Thursday, February 16, 2012


I bumbled into the bike industry because I did not want to take part in the destructive economy. I wanted to support games any number of people could play. I wanted to sell and service something I did not need to be ashamed of in any way.

The bike industry in the 1990s proceeded to act pretty shamefully, but they seem to be getting their scruples back now. Some of them, anyway. It's still one of the best games in town. Alternative energy is another one, but it threatens the establishment even more than the idea of a bunch of people happily using bikes for transportation, so it has attracted more sabotage from the established energy economy. Beside that, bicycling offers benefits right now to anyone who will take it up. Those benefits only increase as social and political forces begin to support it rather than neglect or oppose it. It's cheap to start and rewarding to continue.

The work itself does not always tax my ingenuity, so it's a good place to think the kind of big thoughts I've always enjoyed. The money's not great and I will certainly die an agonizing death if I get any kind of serious illness, even a treatable one, but it's a bit of a war effort. I hate that it has to be that way, but humans always test each other's commitment by seeing how willing the other side is to face death and destruction for what they believe.

War is the wrong metaphor. It's a long non-violent life by example in a world where coercion has been the norm for centuries. "Do it or I'll hurt you. Do it or I'll kill you," have been accepted arguments throughout human existence. How often has someone advised you to stop doing something if you know what's good for you? Yet you still see recruiting ads for the armed forces. Talk about something that might not be good for you!

"That's different," the argument goes. "You're serving a higher purpose." So trying to make the world a better place to ride a bike isn't a higher purpose? You're more likely to do that by promoting the idea that niceness is better than fierceness and by working on fun, durable equipment and holistic traffic planning than by saber rattling and cranking up the paranoia. Not to say that we don't, regrettably, still need sabers and people to carry them, for the moment. But view that as a small (and hopefully shrinking) aspect of the whole equation.

I wanted to live in a world where every traveler was a good guest who found a warm welcome. I still do.


kfg said...

"I bumbled into the bike industry because . . ."
Yeah, pretty much.

"The bike industry in the 1990s proceeded to act pretty shamefully . . ."
I saw it coming and bailed, I'm afraid. It didn't help that the only pro shop (Ben Serotta's under new management)in the area decided not to take me on because I was "over qualified."


" . . .but they seem to be getting their scruples back now."

I've been thinking about getting back in as a simple/city bike specialist now that those are becoming popular again, but then I think some more and think not.

" . . .it has attracted more sabotage . . ."
Weeeell, less sabotage than "co-opting." Maybe I'm splitting hairs, but you can get all the solar and biofuel you want on the open retail market.

My favorite biofuel is called "Gouda."

"I will certainly die an agonizing death if I get any kind of serious illness . . ."
People ask me what I'll do if I get sick.
"Die," is the (obvious) answer.
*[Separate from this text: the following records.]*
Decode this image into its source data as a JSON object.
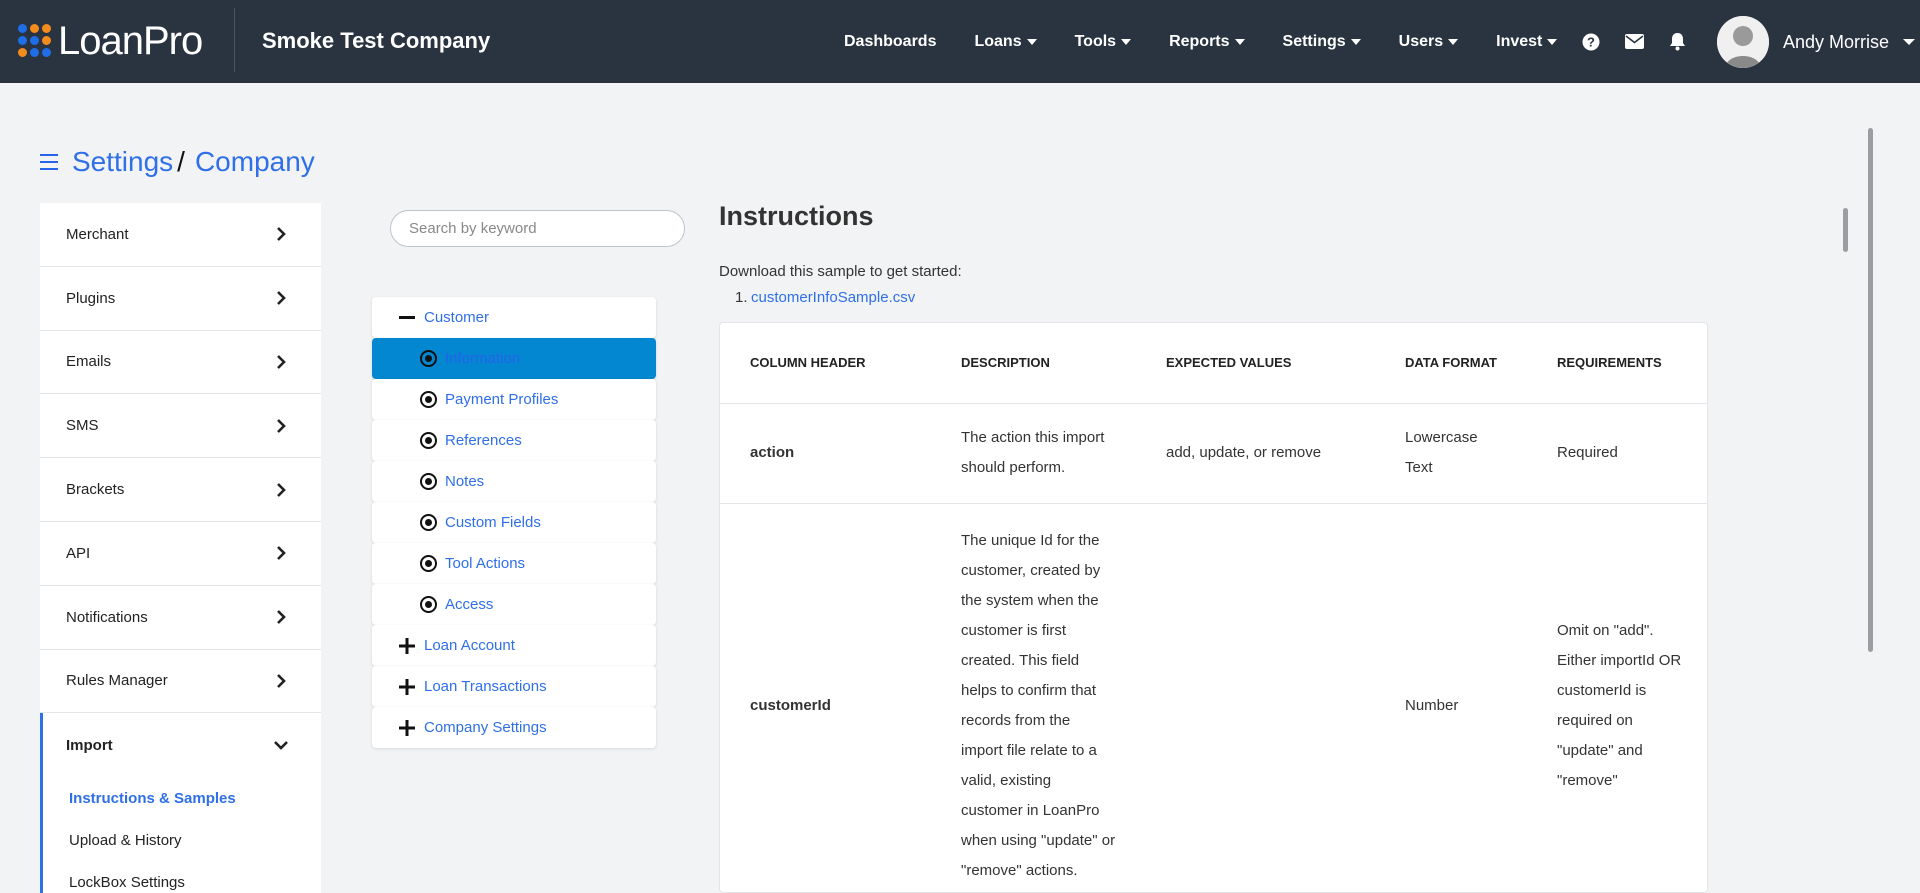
{
  "brand": {
    "logo_text": "LoanPro",
    "dot_colors": [
      "#1f6ee8",
      "#f28c1c",
      "#f28c1c",
      "#1f6ee8",
      "#1f6ee8",
      "#f28c1c",
      "#f28c1c",
      "#1f6ee8",
      "#1f6ee8"
    ],
    "company": "Smoke Test Company"
  },
  "nav": {
    "items": [
      {
        "label": "Dashboards",
        "dropdown": false
      },
      {
        "label": "Loans",
        "dropdown": true
      },
      {
        "label": "Tools",
        "dropdown": true
      },
      {
        "label": "Reports",
        "dropdown": true
      },
      {
        "label": "Settings",
        "dropdown": true
      },
      {
        "label": "Users",
        "dropdown": true
      },
      {
        "label": "Invest",
        "dropdown": true
      }
    ],
    "icons": [
      "help-icon",
      "mail-icon",
      "bell-icon"
    ],
    "user_name": "Andy Morrise"
  },
  "breadcrumb": {
    "root": "Settings",
    "separator": "/",
    "current": "Company"
  },
  "sidebar": {
    "items": [
      "Merchant",
      "Plugins",
      "Emails",
      "SMS",
      "Brackets",
      "API",
      "Notifications",
      "Rules Manager"
    ],
    "open_item": "Import",
    "sub_items": [
      "Instructions & Samples",
      "Upload & History",
      "LockBox Settings"
    ]
  },
  "search": {
    "placeholder": "Search by keyword"
  },
  "tree": {
    "customer": "Customer",
    "children": [
      "Information",
      "Payment Profiles",
      "References",
      "Notes",
      "Custom Fields",
      "Tool Actions",
      "Access"
    ],
    "collapsed": [
      "Loan Account",
      "Loan Transactions",
      "Company Settings"
    ]
  },
  "instructions": {
    "title": "Instructions",
    "intro": "Download this sample to get started:",
    "link_number": "1.",
    "link": "customerInfoSample.csv"
  },
  "table": {
    "headers": [
      "COLUMN HEADER",
      "DESCRIPTION",
      "EXPECTED VALUES",
      "DATA FORMAT",
      "REQUIREMENTS"
    ],
    "rows": [
      {
        "field": "action",
        "description": "The action this import should perform.",
        "expected": "add, update, or remove",
        "format": "Lowercase Text",
        "requirements": "Required"
      },
      {
        "field": "customerId",
        "description": "The unique Id for the customer, created by the system when the customer is first created. This field helps to confirm that records from the import file relate to a valid, existing customer in LoanPro when using \"update\" or \"remove\" actions.",
        "expected": "",
        "format": "Number",
        "requirements": "Omit on \"add\". Either importId OR customerId is required on \"update\" and \"remove\""
      }
    ]
  },
  "colors": {
    "topbar": "#2a3441",
    "accent": "#2f6fe8",
    "selected_node": "#0287d0"
  }
}
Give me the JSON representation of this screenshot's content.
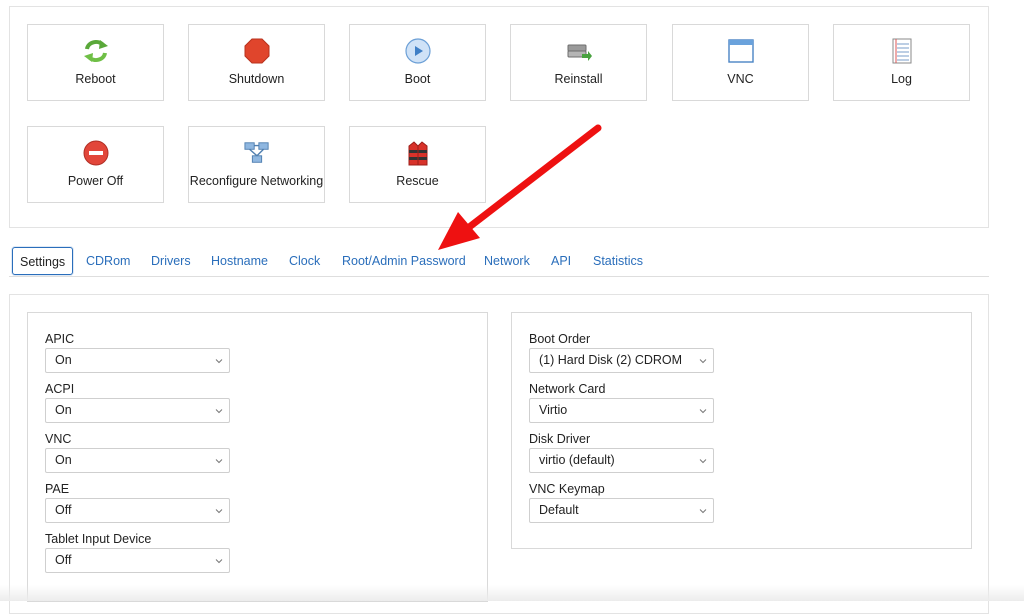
{
  "actions": {
    "reboot": {
      "label": "Reboot",
      "icon": "reboot-icon"
    },
    "shutdown": {
      "label": "Shutdown",
      "icon": "shutdown-icon"
    },
    "boot": {
      "label": "Boot",
      "icon": "boot-icon"
    },
    "reinstall": {
      "label": "Reinstall",
      "icon": "reinstall-icon"
    },
    "vnc": {
      "label": "VNC",
      "icon": "vnc-window-icon"
    },
    "log": {
      "label": "Log",
      "icon": "log-icon"
    },
    "power_off": {
      "label": "Power Off",
      "icon": "power-off-icon"
    },
    "reconfigure_networking": {
      "label": "Reconfigure Networking",
      "icon": "network-icon"
    },
    "rescue": {
      "label": "Rescue",
      "icon": "rescue-vest-icon"
    }
  },
  "tabs": [
    "Settings",
    "CDRom",
    "Drivers",
    "Hostname",
    "Clock",
    "Root/Admin Password",
    "Network",
    "API",
    "Statistics"
  ],
  "active_tab": "Settings",
  "settings": {
    "left": [
      {
        "label": "APIC",
        "value": "On"
      },
      {
        "label": "ACPI",
        "value": "On"
      },
      {
        "label": "VNC",
        "value": "On"
      },
      {
        "label": "PAE",
        "value": "Off"
      },
      {
        "label": "Tablet Input Device",
        "value": "Off"
      }
    ],
    "right": [
      {
        "label": "Boot Order",
        "value": "(1) Hard Disk (2) CDROM"
      },
      {
        "label": "Network Card",
        "value": "Virtio"
      },
      {
        "label": "Disk Driver",
        "value": "virtio (default)"
      },
      {
        "label": "VNC Keymap",
        "value": "Default"
      }
    ]
  },
  "colors": {
    "link": "#2a6ebb",
    "annotation_arrow": "#ee1111",
    "border": "#d9d9d9"
  }
}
From their reactions you'd think the idea had never occurred to them.

But after all, dieing is easy; pleasing customers is hard.

cafiend said...

There's a thriving bike culture and business outside the visible retail sector. It might serve to keep the industry honest. Independent mechanics and fabricators will keep making and recommending simple bikes for as long as we can buy or scrounge parts. For now I lazily take advantage of my industry connection while making a nuisance of myself by harping at them about disposable crap that punishes customers for their trust.